What you should do:
Return each line of the data below unchanged, please.

Entries from a dataset of interfaces:
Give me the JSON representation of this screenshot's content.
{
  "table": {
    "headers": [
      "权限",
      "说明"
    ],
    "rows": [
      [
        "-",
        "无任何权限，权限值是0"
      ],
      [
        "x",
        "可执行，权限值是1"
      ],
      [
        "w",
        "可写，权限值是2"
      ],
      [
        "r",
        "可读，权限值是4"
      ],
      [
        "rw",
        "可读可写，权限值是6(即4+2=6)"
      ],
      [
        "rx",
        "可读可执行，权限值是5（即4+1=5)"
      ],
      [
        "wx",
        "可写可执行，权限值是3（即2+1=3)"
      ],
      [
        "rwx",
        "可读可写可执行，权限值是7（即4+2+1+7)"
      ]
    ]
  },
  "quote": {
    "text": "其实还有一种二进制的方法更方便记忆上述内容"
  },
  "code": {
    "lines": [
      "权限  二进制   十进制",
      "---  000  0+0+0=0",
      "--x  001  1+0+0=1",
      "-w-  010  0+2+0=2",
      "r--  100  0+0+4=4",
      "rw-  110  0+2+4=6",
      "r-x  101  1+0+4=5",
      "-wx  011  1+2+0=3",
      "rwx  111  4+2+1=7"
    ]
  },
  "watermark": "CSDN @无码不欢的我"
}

Exercise response:
Give me the JSON representation of this screenshot's content.
{
  "table": {
    "headers": [
      "权限",
      "说明"
    ],
    "rows": [
      [
        "-",
        "无任何权限，权限值是0"
      ],
      [
        "x",
        "可执行，权限值是1"
      ],
      [
        "w",
        "可写，权限值是2"
      ],
      [
        "r",
        "可读，权限值是4"
      ],
      [
        "rw",
        "可读可写，权限值是6(即4+2=6)"
      ],
      [
        "rx",
        "可读可执行，权限值是5（即4+1=5)"
      ],
      [
        "wx",
        "可写可执行，权限值是3（即2+1=3)"
      ],
      [
        "rwx",
        "可读可写可执行，权限值是7（即4+2+1+7)"
      ]
    ]
  },
  "quote": {
    "text": "其实还有一种二进制的方法更方便记忆上述内容"
  },
  "code": {
    "lines": [
      "权限  二进制   十进制",
      "---  000  0+0+0=0",
      "--x  001  1+0+0=1",
      "-w-  010  0+2+0=2",
      "r--  100  0+0+4=4",
      "rw-  110  0+2+4=6",
      "r-x  101  1+0+4=5",
      "-wx  011  1+2+0=3",
      "rwx  111  4+2+1=7"
    ]
  },
  "watermark": "CSDN @无码不欢的我"
}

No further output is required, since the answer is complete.